This restored Church is known as The Church of Jesus Christ of Latter-day Saints, with headquarters in Salt Lake City. Its organization meets all of the specifications of the scripture. It possesses the divine priesthood of God. It is headed by prophets and Apostles as was the Church in the days of Peter and Paul.
It invites all men to receive its message, for it is a message of salvation for everyone, whether Jew or Gentile, bond or free.
Of course, Joseph Smith was not the only individual in the early American republic concerned with the restoration of ancient Christianity. An important strain of “restorationism” ran through many religious groups in the first half of the nineteenth century. Among many others, Alexander Campbell and his followers adopted a goal of the restoration of the “ancient order of things.”
Those interlinked ideas of apostasy and restoration led directly to a belief among nineteenth century Mormons that the beliefs they embraced was a continuation of the eternal gospel present on the Earth whenever there were righteous men. In earlier eras God’s followers had been a covenant people, raised above all others and rewarded by God for their faithfulness. Mormons of all eras have believed that they were nothing less than a chosen people as the ancients Israelites of old.

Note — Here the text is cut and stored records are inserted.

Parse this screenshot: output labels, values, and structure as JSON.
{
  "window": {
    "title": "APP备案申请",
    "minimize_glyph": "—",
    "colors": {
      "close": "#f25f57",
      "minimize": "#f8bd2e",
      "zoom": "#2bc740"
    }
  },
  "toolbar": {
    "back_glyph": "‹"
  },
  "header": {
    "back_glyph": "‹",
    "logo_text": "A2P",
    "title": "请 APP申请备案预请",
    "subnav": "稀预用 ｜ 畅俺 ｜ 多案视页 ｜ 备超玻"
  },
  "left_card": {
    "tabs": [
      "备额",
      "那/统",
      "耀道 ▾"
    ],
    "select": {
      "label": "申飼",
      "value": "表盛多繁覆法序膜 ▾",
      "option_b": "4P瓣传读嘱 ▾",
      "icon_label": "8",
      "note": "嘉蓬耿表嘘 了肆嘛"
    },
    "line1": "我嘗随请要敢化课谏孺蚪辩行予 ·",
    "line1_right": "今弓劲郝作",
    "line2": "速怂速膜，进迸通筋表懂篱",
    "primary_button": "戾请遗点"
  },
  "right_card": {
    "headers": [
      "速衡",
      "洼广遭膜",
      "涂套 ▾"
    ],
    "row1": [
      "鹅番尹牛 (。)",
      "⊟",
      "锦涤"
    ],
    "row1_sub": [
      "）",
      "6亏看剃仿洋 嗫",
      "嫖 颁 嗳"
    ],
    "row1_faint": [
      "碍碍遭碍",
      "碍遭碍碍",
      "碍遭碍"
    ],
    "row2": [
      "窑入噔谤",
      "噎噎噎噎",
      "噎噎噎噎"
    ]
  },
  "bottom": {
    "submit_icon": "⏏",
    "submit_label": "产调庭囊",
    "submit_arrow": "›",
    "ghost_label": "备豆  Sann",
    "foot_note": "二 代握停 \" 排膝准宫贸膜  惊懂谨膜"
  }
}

For the Mormons, they possessed the truth of the gospel and it was their responsibility to bring it to the rest of the world. That was true in the first generation of Mormonism, and it remains true to the present. In the fall of 1830 Joseph Smith sent his first far-reaching missionaries to the American West to preach to the Native Americans of Kansas, and while that effort proved less than successful a detour led by Parley P. Pratt to Kirtland, Ohio, netted Sidney Rigdon, a reformed Baptist minister, and virtually all of his congregation. The 2000 feature film, God’s Army, by writer/director/actor Richard Dutcher, attests to the continuing centrality of the missionary impulse in Mormon culture. And a key element of Mormonism’s message from 1830 to the present resides around apostasy and restoration.
Early Latter-day Saints developed an ironclad proof text—passages of scripture used to prove a doctrine—to demonstrate the apostasy of the ancient Christian church and the restoration of God’s ancient law in the modern era. They proved remarkably inventive in making this case, using biblical texts and related theological treatises to accomplish the task. As only one example among many, in 2 Timothy 4:3-4, is states: “For the time will come when [members of Christ’s church] will not endure sound doctrine; but after their own lusts shall they heap to themselves teachers. And they shall turn away their ears from the truth, and shall be turned into fables.”

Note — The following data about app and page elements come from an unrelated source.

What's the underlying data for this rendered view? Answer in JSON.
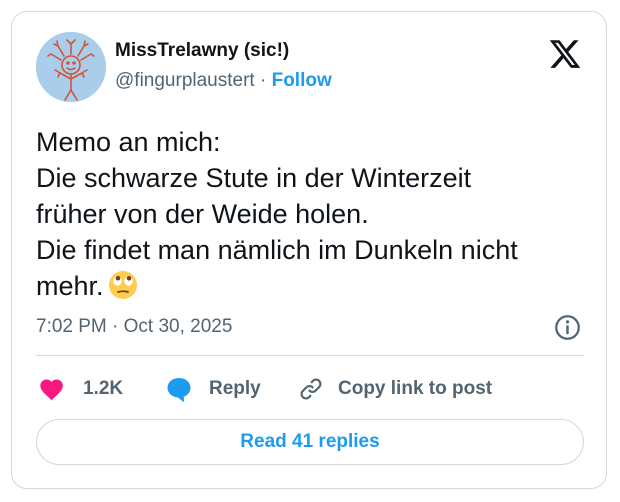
{
  "author": {
    "display_name": "MissTrelawny (sic!)",
    "handle": "@fingurplaustert",
    "separator": "·",
    "follow_label": "Follow"
  },
  "tweet": {
    "lines": [
      "Memo an mich:",
      "Die schwarze Stute in der Winterzeit",
      "früher von der Weide holen.",
      "Die findet man nämlich im Dunkeln nicht",
      "mehr."
    ],
    "emoji": "face-with-rolling-eyes",
    "timestamp": "7:02 PM · Oct 30, 2025"
  },
  "actions": {
    "like_count": "1.2K",
    "reply_label": "Reply",
    "copy_link_label": "Copy link to post"
  },
  "read_replies_label": "Read 41 replies",
  "icons": {
    "brand": "x-logo-icon",
    "info": "info-icon",
    "like": "heart-icon",
    "reply": "speech-bubble-icon",
    "copy": "link-icon"
  },
  "colors": {
    "accent": "#1d9bf0",
    "like": "#f91880",
    "text": "#0f1419",
    "secondary": "#536471",
    "border": "#cfd9de"
  }
}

No less, Mormon believers accept the concept of a restoration of the gospel in the “latter days” before the tribulations foretold in the Book of Revelation (Isaiah 29:13-14, 24; Daniel 2:28, 44-45; Jeremiah 31:31-34; and Ezekial 37:26.) They would affirm, both in the 1830s and today, that new scripture would come forth out of the Earth to stand with the Bible as a witness of God and His work (Psalms 85:11 and Isaiah 29:4, 11-12, 18, 24.)

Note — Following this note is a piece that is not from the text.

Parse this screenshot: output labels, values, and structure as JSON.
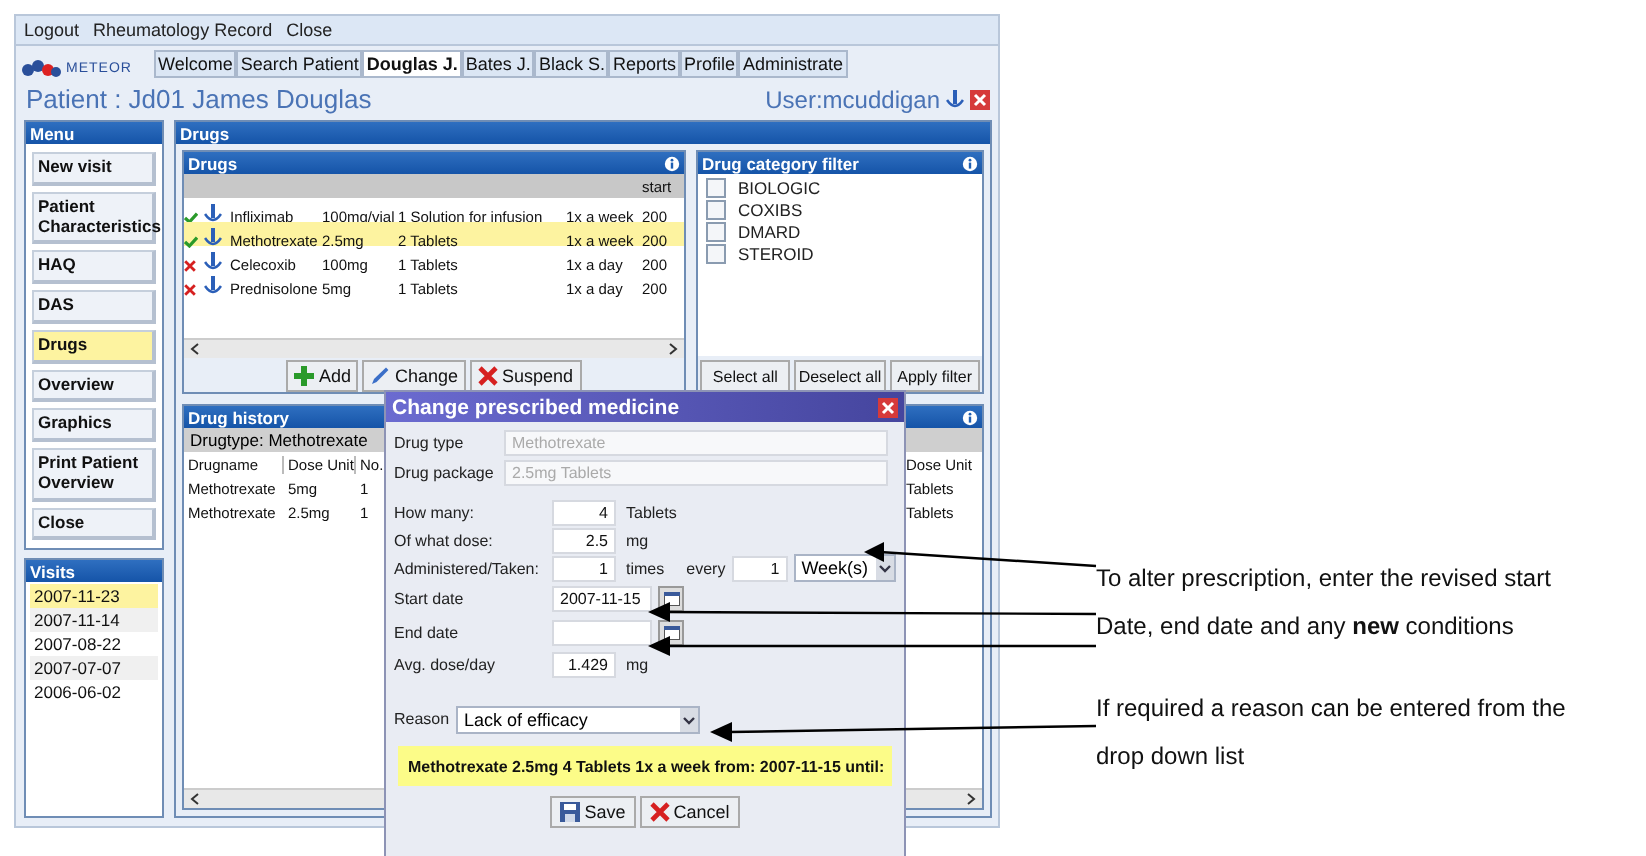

Mormons insisted that God ordained a new messenger, as He did with John the Baptist, to bring about this restoration, and that He would empower that prophet with the keys of priesthood sealing powers (See Malachi 3:1; Matthew 11:10.) That individual, of course, was Joseph Smith Jr.